Seventeenth Century Colonial America
The Hudson Area Library History Room, in collaboration with the Leisler Institute for the Study of Early New York History, Greenport Historical Society & the Gotham Center for New York City History, presents the latest in its Local History talks Thursday, March 21, 2019, 6-7:30pm: ‘Colonial New York’ and the World of Jacob Leisler by L. H. Roper. The talk focuses on seventeenth-century colonial New York and the Hudson River Valley in the context of the larger Atlantic World. On the subject of this talk, Professor Roper stated: “Where does the history of New York fit into the history of colonial America and where does the history of colonial America fit into the history of the wider world?

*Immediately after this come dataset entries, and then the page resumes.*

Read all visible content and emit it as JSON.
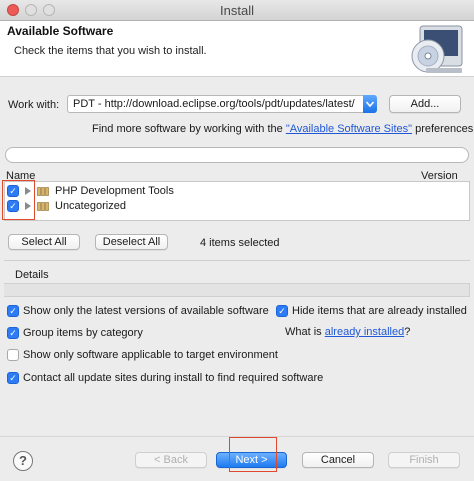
{
  "window": {
    "title": "Install"
  },
  "banner": {
    "title": "Available Software",
    "description": "Check the items that you wish to install."
  },
  "work_with": {
    "label": "Work with:",
    "value": "PDT - http://download.eclipse.org/tools/pdt/updates/latest/",
    "add_label": "Add...",
    "find_more_prefix": "Find more software by working with the ",
    "find_more_link": "\"Available Software Sites\"",
    "find_more_suffix": " preferences."
  },
  "filter": {
    "value": ""
  },
  "tree": {
    "columns": [
      "Name",
      "Version"
    ],
    "rows": [
      {
        "label": "PHP Development Tools",
        "checked": true
      },
      {
        "label": "Uncategorized",
        "checked": true
      }
    ]
  },
  "selection": {
    "select_all_label": "Select All",
    "deselect_all_label": "Deselect All",
    "count_text": "4 items selected"
  },
  "details": {
    "label": "Details"
  },
  "options": {
    "latest_versions": {
      "label": "Show only the latest versions of available software",
      "checked": true
    },
    "hide_installed": {
      "label": "Hide items that are already installed",
      "checked": true
    },
    "group_by_category": {
      "label": "Group items by category",
      "checked": true
    },
    "what_is_prefix": "What is ",
    "what_is_link": "already installed",
    "what_is_suffix": "?",
    "applicable_only": {
      "label": "Show only software applicable to target environment",
      "checked": false
    },
    "contact_sites": {
      "label": "Contact all update sites during install to find required software",
      "checked": true
    }
  },
  "footer": {
    "help_glyph": "?",
    "back_label": "< Back",
    "next_label": "Next >",
    "cancel_label": "Cancel",
    "finish_label": "Finish"
  },
  "colors": {
    "accent": "#2d7cf6",
    "annotation": "#e0492c",
    "link": "#2158d6",
    "close": "#ee5a55"
  }
}
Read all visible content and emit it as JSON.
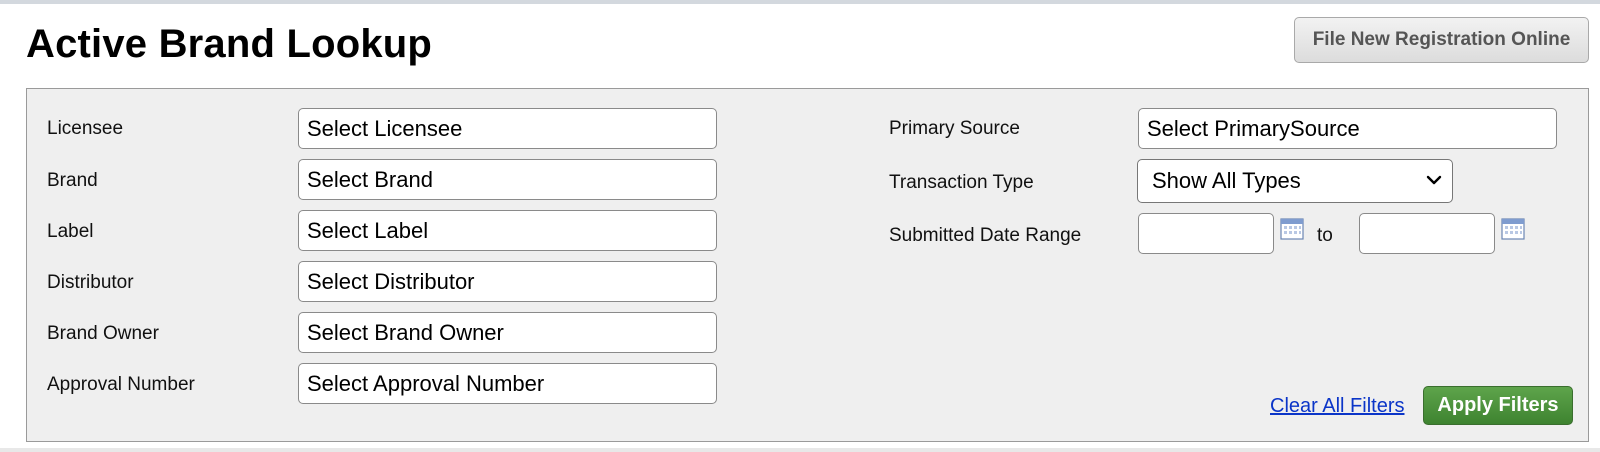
{
  "page": {
    "title": "Active Brand Lookup",
    "file_new_button": "File New Registration Online"
  },
  "filters": {
    "left": [
      {
        "label": "Licensee",
        "placeholder": "Select Licensee"
      },
      {
        "label": "Brand",
        "placeholder": "Select Brand"
      },
      {
        "label": "Label",
        "placeholder": "Select Label"
      },
      {
        "label": "Distributor",
        "placeholder": "Select Distributor"
      },
      {
        "label": "Brand Owner",
        "placeholder": "Select Brand Owner"
      },
      {
        "label": "Approval Number",
        "placeholder": "Select Approval Number"
      }
    ],
    "primary_source": {
      "label": "Primary Source",
      "placeholder": "Select PrimarySource"
    },
    "transaction_type": {
      "label": "Transaction Type",
      "selected": "Show All Types"
    },
    "date_range": {
      "label": "Submitted Date Range",
      "separator": "to",
      "from_value": "",
      "to_value": ""
    }
  },
  "actions": {
    "clear_label": "Clear All Filters",
    "apply_label": "Apply Filters"
  },
  "colors": {
    "panel_bg": "#efefef",
    "apply_green": "#4a9438",
    "link_blue": "#0b35c8"
  },
  "icons": {
    "calendar": "calendar-icon",
    "dropdown": "chevron-down-icon"
  }
}
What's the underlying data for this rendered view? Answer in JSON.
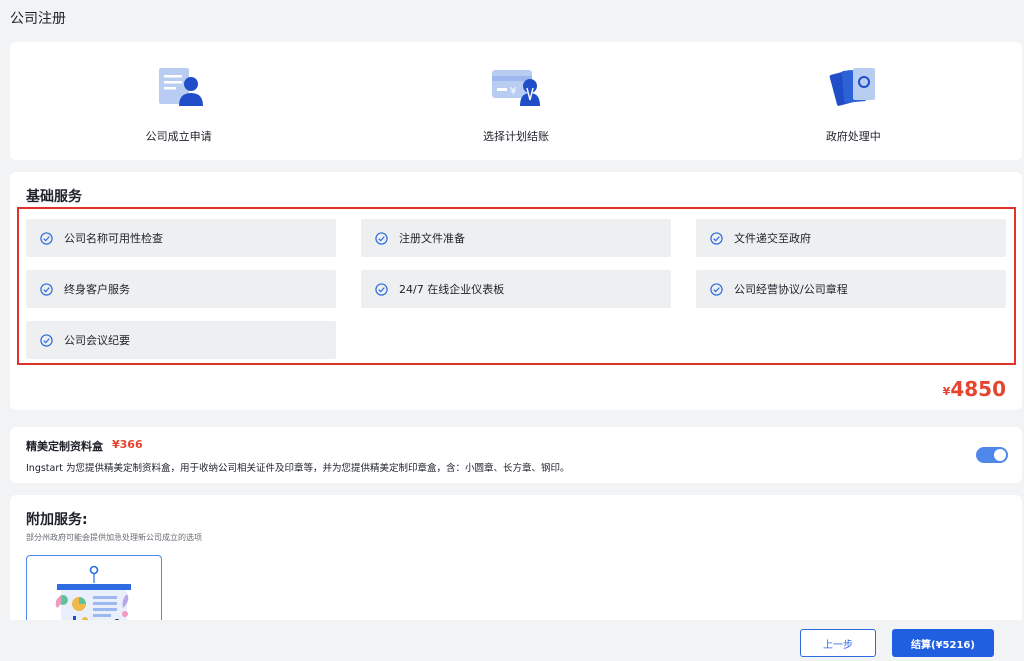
{
  "page": {
    "title": "公司注册"
  },
  "steps": [
    {
      "label": "公司成立申请",
      "icon": "document-person-icon"
    },
    {
      "label": "选择计划结账",
      "icon": "payment-card-icon"
    },
    {
      "label": "政府处理中",
      "icon": "documents-stack-icon"
    }
  ],
  "basic": {
    "title": "基础服务",
    "services": [
      "公司名称可用性检查",
      "注册文件准备",
      "文件递交至政府",
      "终身客户服务",
      "24/7 在线企业仪表板",
      "公司经营协议/公司章程",
      "公司会议纪要"
    ],
    "price_symbol": "¥",
    "price": "4850"
  },
  "box": {
    "title": "精美定制资料盒",
    "price": "¥366",
    "description": "Ingstart 为您提供精美定制资料盒，用于收纳公司相关证件及印章等，并为您提供精美定制印章盒，含：小圆章、长方章、钢印。",
    "toggle_on": true
  },
  "addon": {
    "title": "附加服务:",
    "subtitle": "部分州政府可能会提供加急处理新公司成立的选项"
  },
  "footer": {
    "prev_label": "上一步",
    "pay_label": "结算(¥5216)"
  },
  "colors": {
    "accent": "#1f5fe0",
    "price_red": "#e5452f",
    "highlight_border": "#e0332b"
  }
}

I will discuss the seventeenth-century European colonization of the greater Hudson Valley and what its history suggests about the character of early Americans.” Dr. David Voorhees, director of the Leisler Institute added, “We Americans…aren’t aware that what happened here is part of larger global movements.”
Lou Roper is Professor of History at the Department of History, State University of New York at New Paltz and is Co-General Editor of The Journal of Early American History. His latest books are Advancing Empire: English Interests and Overseas Expansion, 1613-1688 and his collection of essays, The Torrid Zone: Caribbean Colonization and Cultural Interaction in the Long Seventeenth Century. His studies at this time focus on the seventeenth-century slave trades and colonization of the area bounded by the Connecticut River and Chesapeake Bay.
A question and answer period and refreshments will follow the talk. For more information email email@example.com, call 518-828-1792 x101, or visit the main desk in the library.
The Jacob Leisler Institute for the Study of Early New York History is an independent, not-for-profit study and research center devoted to collecting, preserving, and disseminating information relating to colonial New York under English rule. In the years spanning 1664 to 1773, New York province’s diverse European settlements and Native American and African populations fused into a cosmopolitan colonial territory with ties throughout the Atlantic World. The Institute is unique in focusing on this under examined 109-year period in American history.
The Institute contains a collection of original, digital, and/or paper copies of primary source manuscripts, books, maps, and illustrative materials, as well as a library of secondary resources that provide scholarly context to the primary sources. The Jacob Leisler Institute is an open resource for both scholars and the interested public.